By Gary Brooks, CFP
Each of us thinks about the risks that we take in our own way. Some people have no difficulty taking risk in their personal lives but are more risk averse in their financial decisions. Others are just the opposite.
We focus our efforts on helping our clients’ better understand the balance between financial risk and their progress toward life goals. We think about financial risks from two perspectives:
- Minimizing threats to financial security by using a prudent amount of insurance to protect against untimely death, disability or long-term care requirements.
- Understanding the amount of investment risk that each client is comfortable taking to achieve a financial goal.
Thinking about risk in both of these ways helps us make recommendations that may increase the likelihood that our clients will achieve their goals.
Insuring against risks is usually clear and less complicated. Defining and responding to investment risks is a different story.
Some clients have sufficient assets and guaranteed income streams (pension, Social Security, property income) to have a nearly bulletproof retirement plan, given their lifestyle preferences. They aren’t reliant on growth of their assets to meet their goals so they choose a conservative investment approach.
Others in the same situation, particularly entrepreneurial folks accustomed to taking risk, prefer to strive for growth beyond their basic income and asset needs. They have a “go for it” mentality to increase their personal wealth.
Then there are folks who have lifestyle ambitions or early retirement visions that aren’t as adequately funded. They may perceive little choice but to have investment returns do the heavy lifting required to meet their outsized goals.
Often, this leads to a misinterpretation of investing vs. speculating. As financial advisors, we think that investing should be done with an expectation of a margin of safety around the expected outcome over a full market cycle.
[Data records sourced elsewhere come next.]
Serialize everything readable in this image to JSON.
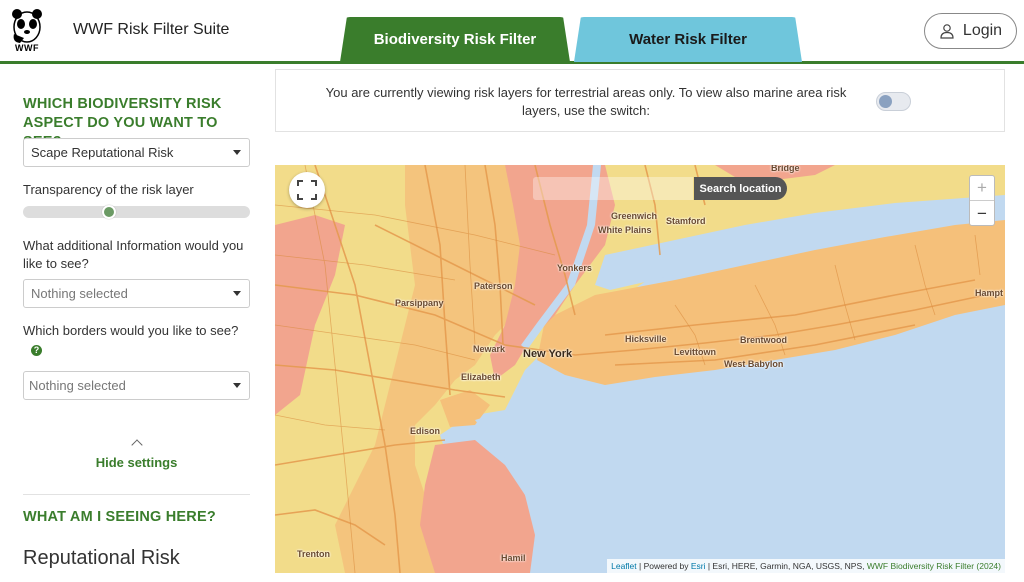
{
  "header": {
    "logo_text": "WWF",
    "app_title": "WWF Risk Filter Suite",
    "tabs": [
      {
        "label": "Biodiversity Risk Filter",
        "active": true
      },
      {
        "label": "Water Risk Filter",
        "active": false
      }
    ],
    "login_label": "Login"
  },
  "sidebar": {
    "heading": "WHICH BIODIVERSITY RISK ASPECT DO YOU WANT TO SEE?",
    "risk_select_value": "Scape Reputational Risk",
    "transparency_label": "Transparency of the risk layer",
    "transparency_value": 0.37,
    "additional_info_label": "What additional Information would you like to see?",
    "additional_info_value": "Nothing selected",
    "borders_label": "Which borders would you like to see?",
    "borders_value": "Nothing selected",
    "help_icon": "?",
    "hide_settings_label": "Hide settings",
    "what_heading": "WHAT AM I SEEING HERE?",
    "section_title": "Reputational Risk"
  },
  "notice": {
    "text": "You are currently viewing risk layers for terrestrial areas only. To view also marine area risk layers, use the switch:",
    "switch_on": false
  },
  "map": {
    "search_button_label": "Search location",
    "zoom_in": "+",
    "zoom_out": "−",
    "places": {
      "bridgeport": "Bridge",
      "greenwich": "Greenwich",
      "stamford": "Stamford",
      "white_plains": "White Plains",
      "yonkers": "Yonkers",
      "paterson": "Paterson",
      "parsippany": "Parsippany",
      "newark": "Newark",
      "new_york": "New York",
      "elizabeth": "Elizabeth",
      "hicksville": "Hicksville",
      "levittown": "Levittown",
      "brentwood": "Brentwood",
      "west_babylon": "West Babylon",
      "hampton": "Hampt",
      "edison": "Edison",
      "trenton": "Trenton",
      "hamilton": "Hamil"
    },
    "attribution": {
      "leaflet": "Leaflet",
      "sep1": " | Powered by ",
      "esri": "Esri",
      "sources": " | Esri, HERE, Garmin, NGA, USGS, NPS, ",
      "wwf": "WWF Biodiversity Risk Filter (2024)"
    }
  },
  "colors": {
    "brand_green": "#3a7d2c",
    "water_tab": "#6fc6dc",
    "risk_low": "#f2dc8a",
    "risk_medium": "#f5c07a",
    "risk_high": "#f2a58e",
    "water": "#c1d9f0"
  }
}
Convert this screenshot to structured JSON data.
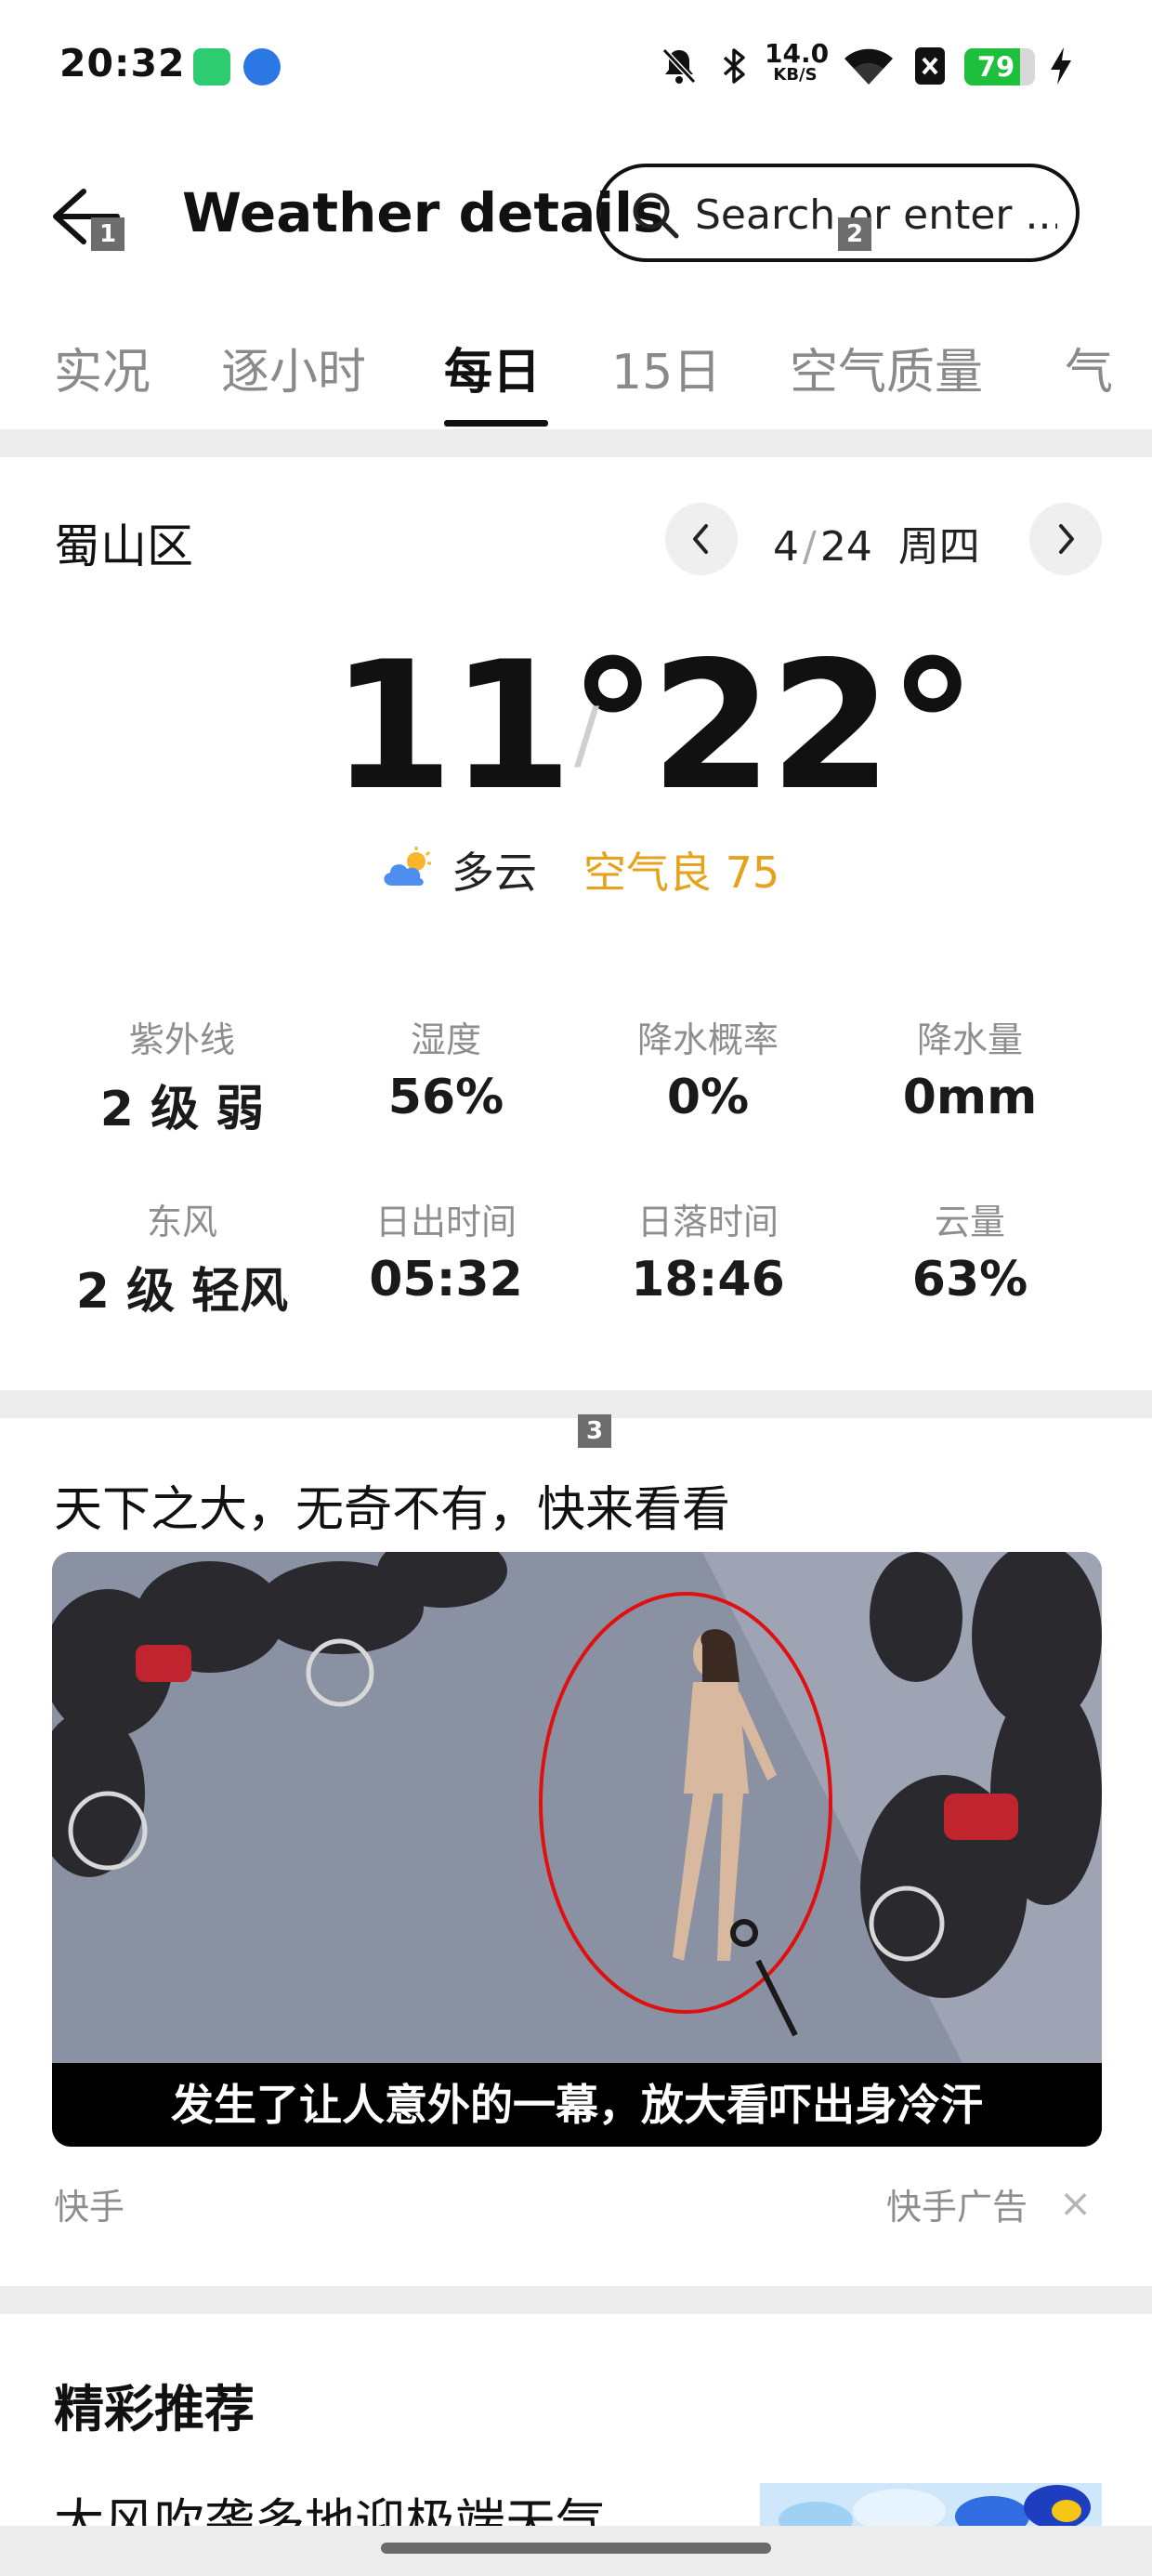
{
  "status_bar": {
    "time": "20:32",
    "net_speed_value": "14.0",
    "net_speed_unit": "KB/S",
    "battery_level": 79,
    "battery_text": "79",
    "icons": [
      "battery-saver-app-icon",
      "app-notification-icon",
      "bell-muted-icon",
      "bluetooth-icon",
      "wifi-icon",
      "sim-blocked-icon",
      "charging-icon"
    ]
  },
  "app_bar": {
    "title": "Weather details",
    "search_placeholder": "Search or enter ...",
    "badges": [
      "1",
      "2",
      "3"
    ]
  },
  "tabs": [
    {
      "label": "实况",
      "active": false
    },
    {
      "label": "逐小时",
      "active": false
    },
    {
      "label": "每日",
      "active": true
    },
    {
      "label": "15日",
      "active": false
    },
    {
      "label": "空气质量",
      "active": false
    },
    {
      "label": "气",
      "active": false
    }
  ],
  "weather": {
    "district": "蜀山区",
    "date_month": "4",
    "date_day": "24",
    "weekday": "周四",
    "temp_low": "11°",
    "temp_high": "22°",
    "temp_separator": "/",
    "condition": "多云",
    "air_quality": "空气良 75",
    "metrics": [
      {
        "label": "紫外线",
        "value": "2 级 弱"
      },
      {
        "label": "湿度",
        "value": "56%"
      },
      {
        "label": "降水概率",
        "value": "0%"
      },
      {
        "label": "降水量",
        "value": "0mm"
      },
      {
        "label": "东风",
        "value": "2 级 轻风"
      },
      {
        "label": "日出时间",
        "value": "05:32"
      },
      {
        "label": "日落时间",
        "value": "18:46"
      },
      {
        "label": "云量",
        "value": "63%"
      }
    ]
  },
  "ad": {
    "headline": "天下之大，无奇不有，快来看看",
    "caption": "发生了让人意外的一幕，放大看吓出身冷汗",
    "source": "快手",
    "label": "快手广告",
    "close": "×"
  },
  "recommended": {
    "title": "精彩推荐",
    "item_title": "大风吹袭多地迎极端天气..."
  },
  "colors": {
    "accent_air": "#e6a21a",
    "battery_green": "#1fbf3e",
    "ad_circle": "#e01010"
  }
}
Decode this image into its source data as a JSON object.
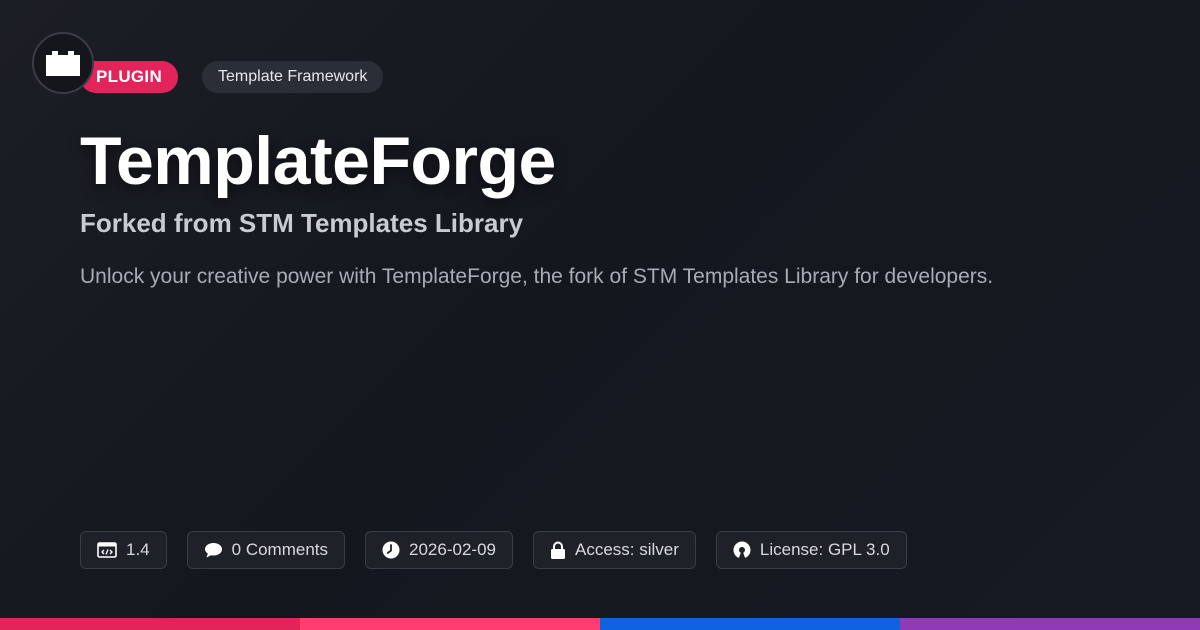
{
  "header": {
    "badge_type": "PLUGIN",
    "badge_category": "Template Framework"
  },
  "main": {
    "title": "TemplateForge",
    "subtitle": "Forked from STM Templates Library",
    "description": "Unlock your creative power with TemplateForge, the fork of STM Templates Library for developers."
  },
  "meta": {
    "version": "1.4",
    "comments": "0 Comments",
    "date": "2026-02-09",
    "access": "Access: silver",
    "license": "License: GPL 3.0"
  },
  "icons": {
    "avatar": "plugin-block-icon",
    "version": "code-window-icon",
    "comments": "speech-bubble-icon",
    "date": "clock-icon",
    "access": "lock-icon",
    "license": "open-source-icon"
  },
  "colors": {
    "accent": "#e3245a",
    "background": "#16181f",
    "bar": [
      "#e3245a",
      "#ff3d6e",
      "#0f63e0",
      "#8e3bb5"
    ]
  }
}
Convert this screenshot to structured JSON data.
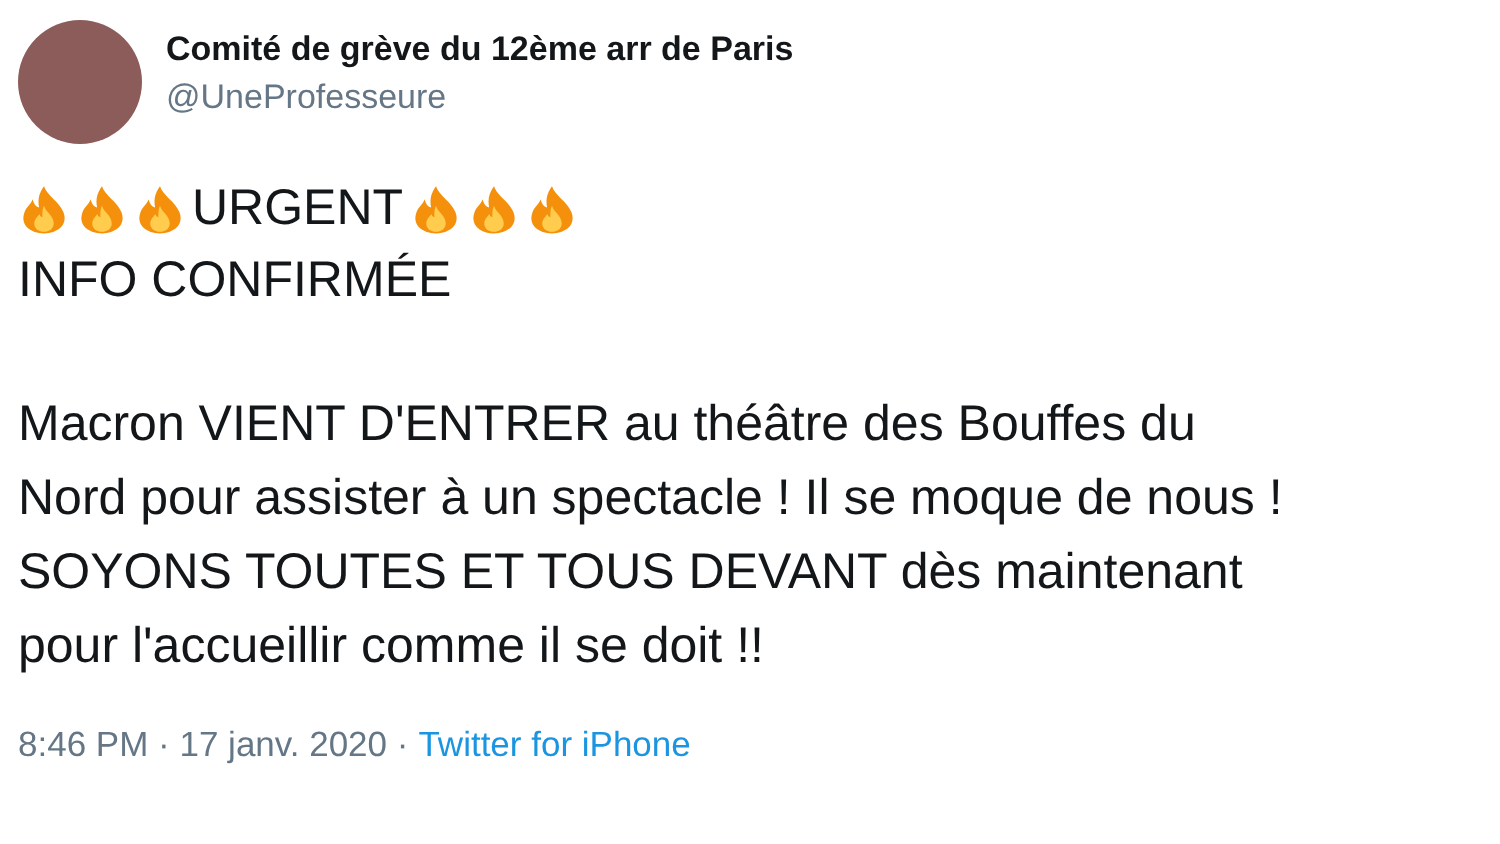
{
  "author": {
    "name": "Comité de grève du 12ème arr de Paris",
    "handle": "@UneProfesseure"
  },
  "headline": [
    {
      "kind": "fire"
    },
    {
      "kind": "fire"
    },
    {
      "kind": "fire"
    },
    {
      "kind": "text",
      "text": "URGENT"
    },
    {
      "kind": "fire"
    },
    {
      "kind": "fire"
    },
    {
      "kind": "fire"
    }
  ],
  "subheadline": "INFO CONFIRMÉE",
  "body": "Macron VIENT D'ENTRER au théâtre des Bouffes du\nNord pour assister à un spectacle ! Il se moque de nous !\nSOYONS TOUTES ET TOUS DEVANT dès maintenant\npour l'accueillir comme il se doit !!",
  "footer": {
    "timestamp": "8:46 PM · 17 janv. 2020 ·",
    "source": "Twitter for iPhone"
  }
}
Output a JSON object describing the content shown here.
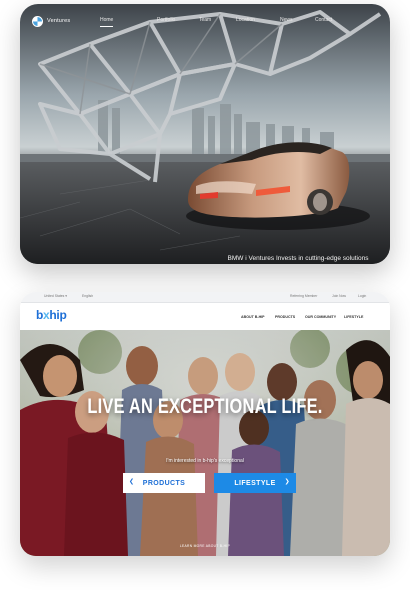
{
  "card_bmw": {
    "brand": "Ventures",
    "nav": [
      "Home",
      "Portfolio",
      "Team",
      "Location",
      "News",
      "Contact"
    ],
    "active_nav": "Home",
    "caption": "BMW i Ventures Invests in cutting-edge solutions"
  },
  "card_bxhip": {
    "topbar": {
      "left": [
        "United States ▾",
        "English"
      ],
      "right": [
        "Referring Member",
        "Join Now",
        "Login"
      ]
    },
    "logo": {
      "b": "b",
      "x": "x",
      "hip": "hip"
    },
    "nav": [
      "ABOUT B-HIP",
      "PRODUCTS",
      "OUR COMMUNITY",
      "LIFESTYLE"
    ],
    "headline": "LIVE AN EXCEPTIONAL LIFE.",
    "subline": "I'm interested in b-hip's exceptional",
    "buttons": {
      "products": "PRODUCTS",
      "lifestyle": "LIFESTYLE"
    },
    "learn_more": "LEARN MORE ABOUT B-HIP",
    "colors": {
      "brand_blue": "#1d6fd6",
      "button_blue": "#1d8ae6"
    }
  }
}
This margin is thin or non-existent if you are speculating.
Speculating may be lucrative. In fact, the greatest fortunes in the world have come from speculating or concentrating investment in a single idea. But speculating comes with potential consequences that can be disastrous, especially if you don’t have a significant time horizon to make up for the setback.
In a rational investment world, you can differentiate between investing and speculating. But clearly, global markets don’t always act rationally and even “good” investments over the past decade have delivered returns that exposed downside risk and appeared more speculative.
As psychologist Paul Slovic is quoted in The Intelligent Investor, Benjamin Graham’s classic book on investing: “risk is brewed from an equal does of two ingredients—probabilities and consequences.” As advisors, it’s important to us to be realistic about our probability of being right and understand how clients could react to the consequences of markets not behaving as expected.
The difficulty in predicting responses to market fluctuation lies in the tough-to-judge emotional responses tied to money. We find that one way to understand the impact of risk and therefore better predict how people will actually respond to market downturns is to measure their loss cushion. How much could they see their assets decline and still be able to support goals, such as a 30-year stream of retirement income, at an acceptable level.
People with relatively little loss cushion need to be far more aware of the risk in their portfolio. This is a fundamental tenant of our financial planning philosophy.
Regardless of our clients’ mentality, it is our role as a Registered Investment Adviser firm, and as Certified Financial Planners, to act as fiduciaries in the clients’ best interest.
As fiduciary advisors, we are careful to manage investments prudently. We ask ourselves:
- Are there unintended risks/consequences in a portfolio—like having too many bonds of one type or too much exposure to any specific country, currency or industry?
- Are our expected returns too low or high?
When evaluating expected returns, we feel it’s important to:
- look beyond long-term averages which create an inaccurate sense of security
- consider fluctuation in historical returns and sequence of those returns, to understand realistic moves from year to year, their depths and their heights
- evaluate attractiveness of investments by fundamental measures, regardless of the present direction of markets
With the answers to those questions, we work to create investment portfolios for our clients that help them manage both their risk levels and return expectations. We focus on:
- Understanding their short- and long-term goals
- Being sensitive to their tolerance for market fluctuation (risk!)
- Knowing the likely holding period of the portfolio
- Working to manage both the expenses and tax implications of the investment portfolio
- Diversifying holdings to mitigate some risk
We understand that from time to time, our assumptions and the probabilities we assign to expected outcomes will be wrong. But as long as we are generally correct in our direction and not precisely wrong with speculation, we will help our clients achieve financial security.
~ BHJ Wealth Advisors — Gig Harbor, Washington — 253-534-8888